WHAT IS BEING ASKED:
Every line below should be repeated exactly as written.

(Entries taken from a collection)
"""
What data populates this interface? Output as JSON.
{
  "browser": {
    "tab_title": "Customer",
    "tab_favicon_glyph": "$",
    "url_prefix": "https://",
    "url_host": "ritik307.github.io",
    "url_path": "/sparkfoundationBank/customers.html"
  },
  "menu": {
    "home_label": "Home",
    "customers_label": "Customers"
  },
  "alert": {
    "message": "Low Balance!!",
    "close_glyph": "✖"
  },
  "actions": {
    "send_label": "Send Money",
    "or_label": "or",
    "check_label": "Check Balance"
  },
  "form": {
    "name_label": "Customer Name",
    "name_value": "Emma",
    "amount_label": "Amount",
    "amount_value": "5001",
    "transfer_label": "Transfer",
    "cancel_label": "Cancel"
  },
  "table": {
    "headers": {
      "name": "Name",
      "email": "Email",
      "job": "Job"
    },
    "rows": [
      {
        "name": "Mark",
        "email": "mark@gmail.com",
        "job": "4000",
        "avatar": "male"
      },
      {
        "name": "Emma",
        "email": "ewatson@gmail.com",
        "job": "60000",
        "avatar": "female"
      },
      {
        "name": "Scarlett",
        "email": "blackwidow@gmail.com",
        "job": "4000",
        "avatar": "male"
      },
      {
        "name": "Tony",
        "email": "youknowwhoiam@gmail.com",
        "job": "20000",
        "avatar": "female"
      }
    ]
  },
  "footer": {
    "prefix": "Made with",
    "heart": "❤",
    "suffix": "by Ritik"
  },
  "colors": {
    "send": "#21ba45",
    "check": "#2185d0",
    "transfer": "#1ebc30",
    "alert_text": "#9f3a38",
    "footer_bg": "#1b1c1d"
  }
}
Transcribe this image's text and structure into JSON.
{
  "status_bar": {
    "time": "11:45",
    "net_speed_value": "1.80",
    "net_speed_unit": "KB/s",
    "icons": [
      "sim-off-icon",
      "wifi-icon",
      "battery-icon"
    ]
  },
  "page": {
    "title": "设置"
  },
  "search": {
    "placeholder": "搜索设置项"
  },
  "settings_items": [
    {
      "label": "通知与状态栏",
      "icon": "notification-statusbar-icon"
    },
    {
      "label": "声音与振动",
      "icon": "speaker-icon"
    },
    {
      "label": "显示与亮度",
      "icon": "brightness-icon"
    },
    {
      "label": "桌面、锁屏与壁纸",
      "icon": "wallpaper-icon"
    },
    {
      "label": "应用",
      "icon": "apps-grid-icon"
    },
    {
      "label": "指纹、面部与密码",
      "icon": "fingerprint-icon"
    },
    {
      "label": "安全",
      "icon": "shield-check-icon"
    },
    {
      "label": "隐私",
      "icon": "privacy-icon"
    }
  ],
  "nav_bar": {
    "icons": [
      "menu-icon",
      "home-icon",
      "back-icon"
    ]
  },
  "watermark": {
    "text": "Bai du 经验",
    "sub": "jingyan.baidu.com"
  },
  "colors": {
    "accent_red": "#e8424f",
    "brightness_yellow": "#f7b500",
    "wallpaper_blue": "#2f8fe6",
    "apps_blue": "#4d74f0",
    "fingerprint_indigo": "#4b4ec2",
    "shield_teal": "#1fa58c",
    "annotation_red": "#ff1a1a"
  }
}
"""
SOLUTION TO THIS PROBLEM:
What data populates this interface? Output as JSON.
{
  "browser": {
    "tab_title": "Customer",
    "tab_favicon_glyph": "$",
    "url_prefix": "https://",
    "url_host": "ritik307.github.io",
    "url_path": "/sparkfoundationBank/customers.html"
  },
  "menu": {
    "home_label": "Home",
    "customers_label": "Customers"
  },
  "alert": {
    "message": "Low Balance!!",
    "close_glyph": "✖"
  },
  "actions": {
    "send_label": "Send Money",
    "or_label": "or",
    "check_label": "Check Balance"
  },
  "form": {
    "name_label": "Customer Name",
    "name_value": "Emma",
    "amount_label": "Amount",
    "amount_value": "5001",
    "transfer_label": "Transfer",
    "cancel_label": "Cancel"
  },
  "table": {
    "headers": {
      "name": "Name",
      "email": "Email",
      "job": "Job"
    },
    "rows": [
      {
        "name": "Mark",
        "email": "mark@gmail.com",
        "job": "4000",
        "avatar": "male"
      },
      {
        "name": "Emma",
        "email": "ewatson@gmail.com",
        "job": "60000",
        "avatar": "female"
      },
      {
        "name": "Scarlett",
        "email": "blackwidow@gmail.com",
        "job": "4000",
        "avatar": "male"
      },
      {
        "name": "Tony",
        "email": "youknowwhoiam@gmail.com",
        "job": "20000",
        "avatar": "female"
      }
    ]
  },
  "footer": {
    "prefix": "Made with",
    "heart": "❤",
    "suffix": "by Ritik"
  },
  "colors": {
    "send": "#21ba45",
    "check": "#2185d0",
    "transfer": "#1ebc30",
    "alert_text": "#9f3a38",
    "footer_bg": "#1b1c1d"
  }
}
Transcribe this image's text and structure into JSON.
{
  "status_bar": {
    "time": "11:45",
    "net_speed_value": "1.80",
    "net_speed_unit": "KB/s",
    "icons": [
      "sim-off-icon",
      "wifi-icon",
      "battery-icon"
    ]
  },
  "page": {
    "title": "设置"
  },
  "search": {
    "placeholder": "搜索设置项"
  },
  "settings_items": [
    {
      "label": "通知与状态栏",
      "icon": "notification-statusbar-icon"
    },
    {
      "label": "声音与振动",
      "icon": "speaker-icon"
    },
    {
      "label": "显示与亮度",
      "icon": "brightness-icon"
    },
    {
      "label": "桌面、锁屏与壁纸",
      "icon": "wallpaper-icon"
    },
    {
      "label": "应用",
      "icon": "apps-grid-icon"
    },
    {
      "label": "指纹、面部与密码",
      "icon": "fingerprint-icon"
    },
    {
      "label": "安全",
      "icon": "shield-check-icon"
    },
    {
      "label": "隐私",
      "icon": "privacy-icon"
    }
  ],
  "nav_bar": {
    "icons": [
      "menu-icon",
      "home-icon",
      "back-icon"
    ]
  },
  "watermark": {
    "text": "Bai du 经验",
    "sub": "jingyan.baidu.com"
  },
  "colors": {
    "accent_red": "#e8424f",
    "brightness_yellow": "#f7b500",
    "wallpaper_blue": "#2f8fe6",
    "apps_blue": "#4d74f0",
    "fingerprint_indigo": "#4b4ec2",
    "shield_teal": "#1fa58c",
    "annotation_red": "#ff1a1a"
  }
}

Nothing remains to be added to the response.